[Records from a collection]
>>>>>

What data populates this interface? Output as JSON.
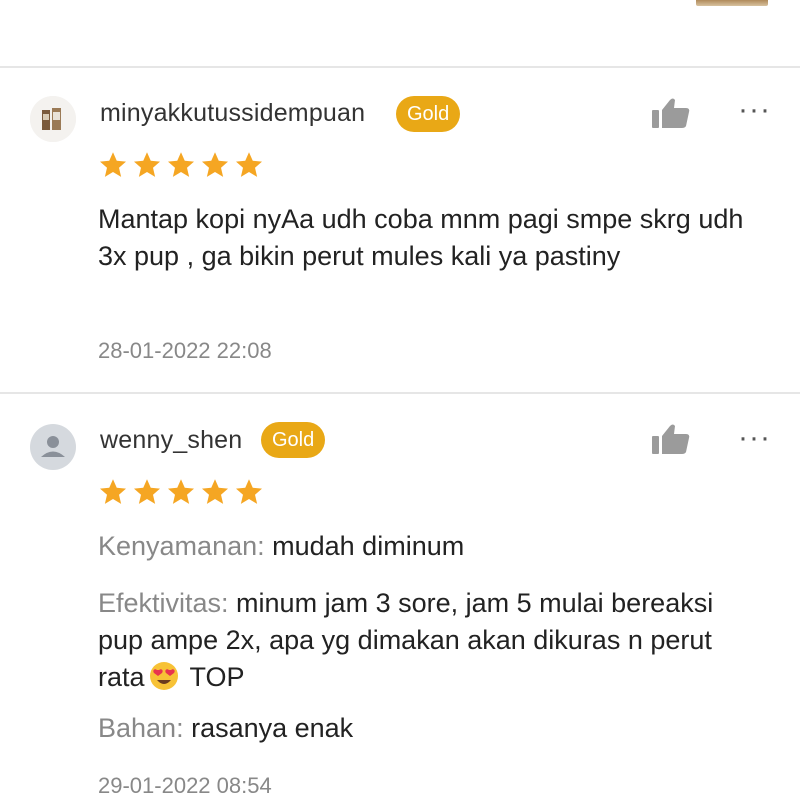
{
  "reviews": [
    {
      "username": "minyakkutussidempuan",
      "badge": "Gold",
      "rating": 5,
      "text": "Mantap kopi nyAa udh coba mnm pagi smpe skrg udh 3x pup , ga bikin perut mules kali ya pastiny",
      "date": "28-01-2022 22:08",
      "more_label": "···"
    },
    {
      "username": "wenny_shen",
      "badge": "Gold",
      "rating": 5,
      "attributes": [
        {
          "label": "Kenyamanan:",
          "value": " mudah diminum"
        },
        {
          "label": "Efektivitas:",
          "value": " minum jam 3 sore, jam 5 mulai bereaksi pup ampe 2x, apa yg dimakan akan dikuras n perut rata",
          "suffix": " TOP"
        },
        {
          "label": "Bahan:",
          "value": " rasanya enak"
        }
      ],
      "date": "29-01-2022 08:54",
      "more_label": "···"
    }
  ],
  "colors": {
    "gold_badge": "#e9a816",
    "star": "#f5a623",
    "muted_text": "#888888",
    "divider": "#e6e6e6"
  },
  "icons": {
    "like": "thumbs-up-icon",
    "more": "more-options-icon",
    "star": "star-icon",
    "emoji": "heart-eyes-emoji"
  }
}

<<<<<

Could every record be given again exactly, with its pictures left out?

What data populates this interface? Output as JSON.
{
  "reviews": [
    {
      "username": "minyakkutussidempuan",
      "badge": "Gold",
      "rating": 5,
      "text": "Mantap kopi nyAa udh coba mnm pagi smpe skrg udh 3x pup , ga bikin perut mules kali ya pastiny",
      "date": "28-01-2022 22:08",
      "more_label": "···"
    },
    {
      "username": "wenny_shen",
      "badge": "Gold",
      "rating": 5,
      "attributes": [
        {
          "label": "Kenyamanan:",
          "value": " mudah diminum"
        },
        {
          "label": "Efektivitas:",
          "value": " minum jam 3 sore, jam 5 mulai bereaksi pup ampe 2x, apa yg dimakan akan dikuras n perut rata",
          "suffix": " TOP"
        },
        {
          "label": "Bahan:",
          "value": " rasanya enak"
        }
      ],
      "date": "29-01-2022 08:54",
      "more_label": "···"
    }
  ],
  "colors": {
    "gold_badge": "#e9a816",
    "star": "#f5a623",
    "muted_text": "#888888",
    "divider": "#e6e6e6"
  },
  "icons": {
    "like": "thumbs-up-icon",
    "more": "more-options-icon",
    "star": "star-icon",
    "emoji": "heart-eyes-emoji"
  }
}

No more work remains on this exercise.